**WHAT IS REQUIRED**
From the entries, return every line where the string "title" shows up.

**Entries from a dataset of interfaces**
###
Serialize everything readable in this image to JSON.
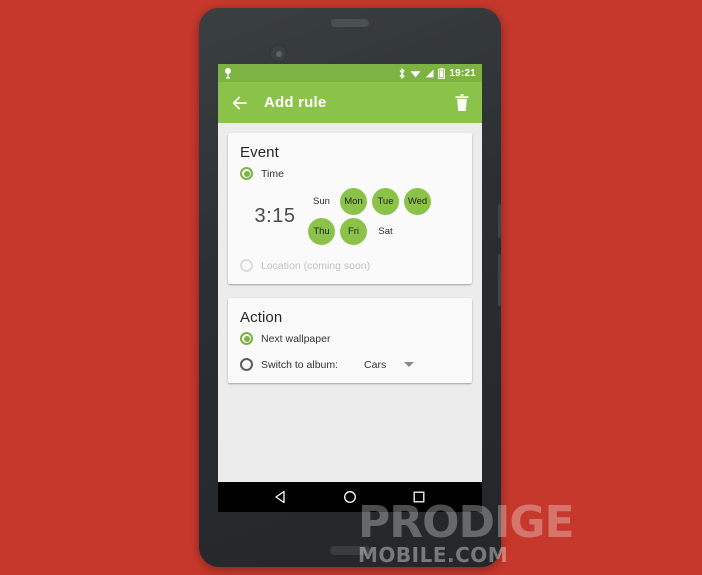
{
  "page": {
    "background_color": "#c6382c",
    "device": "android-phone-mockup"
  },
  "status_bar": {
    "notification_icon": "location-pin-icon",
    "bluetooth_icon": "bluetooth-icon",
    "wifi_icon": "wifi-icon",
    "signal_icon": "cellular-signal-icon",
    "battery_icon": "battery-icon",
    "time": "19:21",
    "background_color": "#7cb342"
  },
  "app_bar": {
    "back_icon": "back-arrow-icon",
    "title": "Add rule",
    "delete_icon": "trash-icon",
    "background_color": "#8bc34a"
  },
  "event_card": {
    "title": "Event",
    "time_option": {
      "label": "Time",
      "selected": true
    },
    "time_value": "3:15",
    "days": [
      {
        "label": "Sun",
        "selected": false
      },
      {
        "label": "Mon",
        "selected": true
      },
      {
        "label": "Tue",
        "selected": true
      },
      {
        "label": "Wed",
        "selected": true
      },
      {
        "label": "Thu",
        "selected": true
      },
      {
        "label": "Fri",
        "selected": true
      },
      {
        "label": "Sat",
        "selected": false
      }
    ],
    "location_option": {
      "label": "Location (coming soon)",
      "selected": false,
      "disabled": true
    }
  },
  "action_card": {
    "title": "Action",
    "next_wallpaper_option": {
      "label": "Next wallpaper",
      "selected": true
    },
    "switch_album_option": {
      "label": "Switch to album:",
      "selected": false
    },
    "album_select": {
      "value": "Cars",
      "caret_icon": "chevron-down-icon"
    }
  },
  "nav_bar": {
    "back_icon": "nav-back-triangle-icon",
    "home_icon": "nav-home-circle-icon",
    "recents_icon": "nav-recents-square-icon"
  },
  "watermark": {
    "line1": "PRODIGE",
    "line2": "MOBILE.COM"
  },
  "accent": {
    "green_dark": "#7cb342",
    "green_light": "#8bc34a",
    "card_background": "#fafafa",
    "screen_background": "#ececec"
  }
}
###
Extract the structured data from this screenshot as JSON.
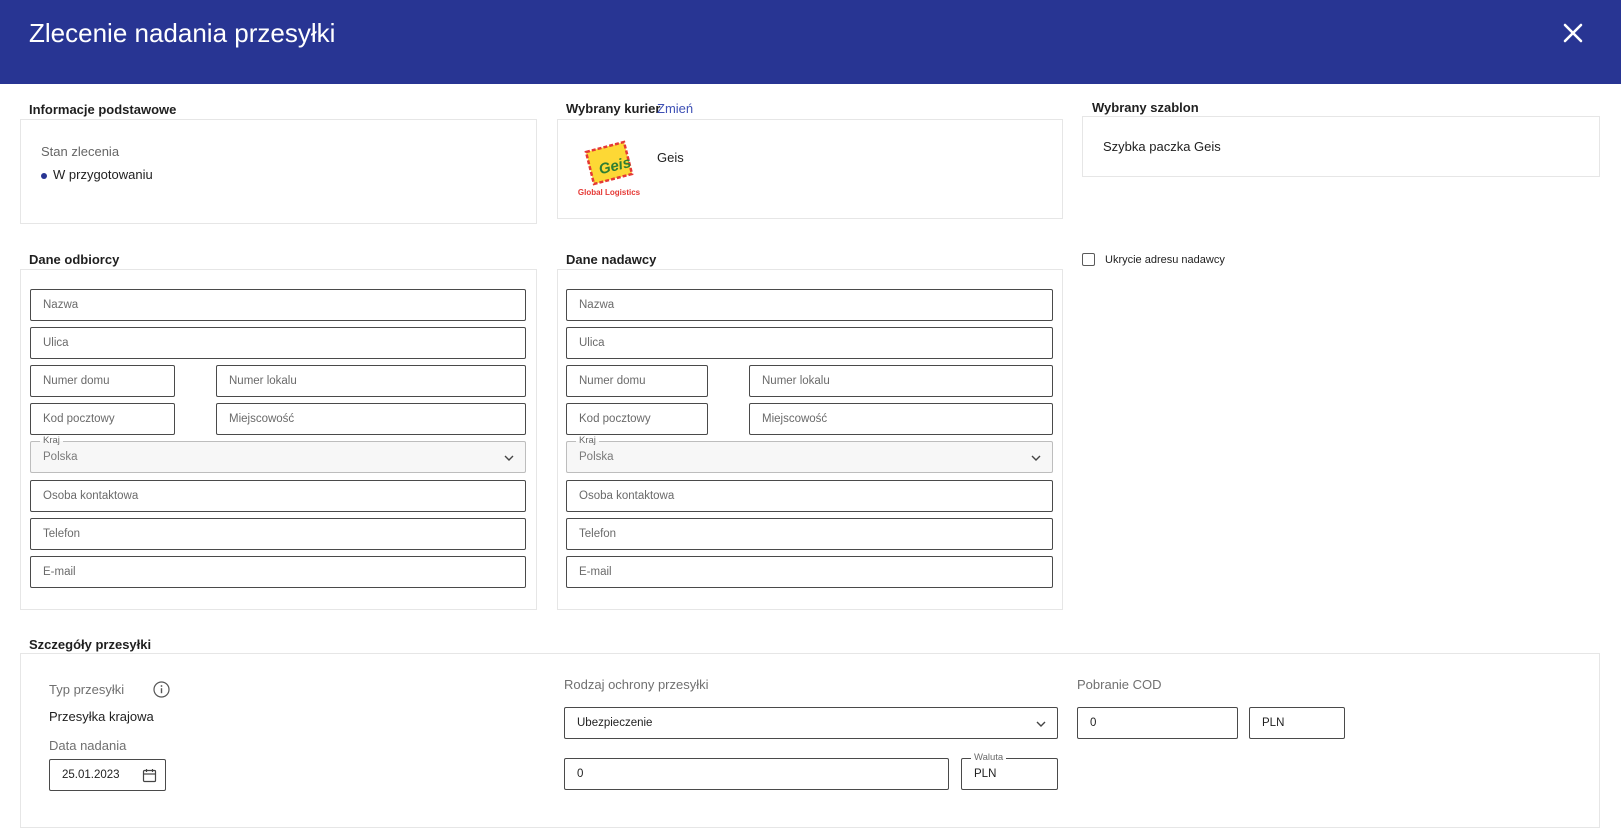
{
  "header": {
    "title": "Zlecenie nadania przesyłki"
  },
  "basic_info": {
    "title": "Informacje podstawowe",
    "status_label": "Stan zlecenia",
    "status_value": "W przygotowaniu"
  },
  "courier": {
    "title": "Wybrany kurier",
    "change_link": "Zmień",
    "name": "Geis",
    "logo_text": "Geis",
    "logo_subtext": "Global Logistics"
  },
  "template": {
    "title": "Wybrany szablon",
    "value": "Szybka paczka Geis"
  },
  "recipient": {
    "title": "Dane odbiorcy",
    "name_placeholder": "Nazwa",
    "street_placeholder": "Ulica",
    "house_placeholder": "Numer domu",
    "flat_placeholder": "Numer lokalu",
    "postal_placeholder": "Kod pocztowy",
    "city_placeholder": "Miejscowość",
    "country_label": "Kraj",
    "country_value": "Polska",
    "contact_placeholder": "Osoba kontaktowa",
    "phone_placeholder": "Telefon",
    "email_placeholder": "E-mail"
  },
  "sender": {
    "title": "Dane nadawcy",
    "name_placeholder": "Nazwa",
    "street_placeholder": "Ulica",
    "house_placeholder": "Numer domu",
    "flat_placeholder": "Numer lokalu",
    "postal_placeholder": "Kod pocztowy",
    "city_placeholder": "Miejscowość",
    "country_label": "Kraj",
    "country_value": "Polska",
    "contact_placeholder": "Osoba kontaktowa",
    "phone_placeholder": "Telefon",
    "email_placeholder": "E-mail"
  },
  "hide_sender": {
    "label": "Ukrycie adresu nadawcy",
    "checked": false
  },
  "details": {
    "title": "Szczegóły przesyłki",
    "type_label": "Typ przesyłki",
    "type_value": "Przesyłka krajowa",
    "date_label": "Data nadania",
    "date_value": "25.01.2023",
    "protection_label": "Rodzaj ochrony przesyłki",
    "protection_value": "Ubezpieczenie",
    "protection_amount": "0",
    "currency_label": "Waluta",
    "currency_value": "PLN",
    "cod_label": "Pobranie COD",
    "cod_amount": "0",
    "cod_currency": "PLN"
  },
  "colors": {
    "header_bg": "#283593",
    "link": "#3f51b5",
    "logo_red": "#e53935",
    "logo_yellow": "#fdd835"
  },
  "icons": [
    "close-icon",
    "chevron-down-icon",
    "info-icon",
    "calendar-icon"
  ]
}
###
**RESPONSE AREA**
    "title": "Add rule",
    "title": "Event",
    "title": "Action",
    "title": "Zlecenie nadania przesyłki"
    "title": "Informacje podstawowe",
    "title": "Wybrany kurier",
    "title": "Wybrany szablon",
    "title": "Dane odbiorcy",
    "title": "Dane nadawcy",
    "title": "Szczegóły przesyłki",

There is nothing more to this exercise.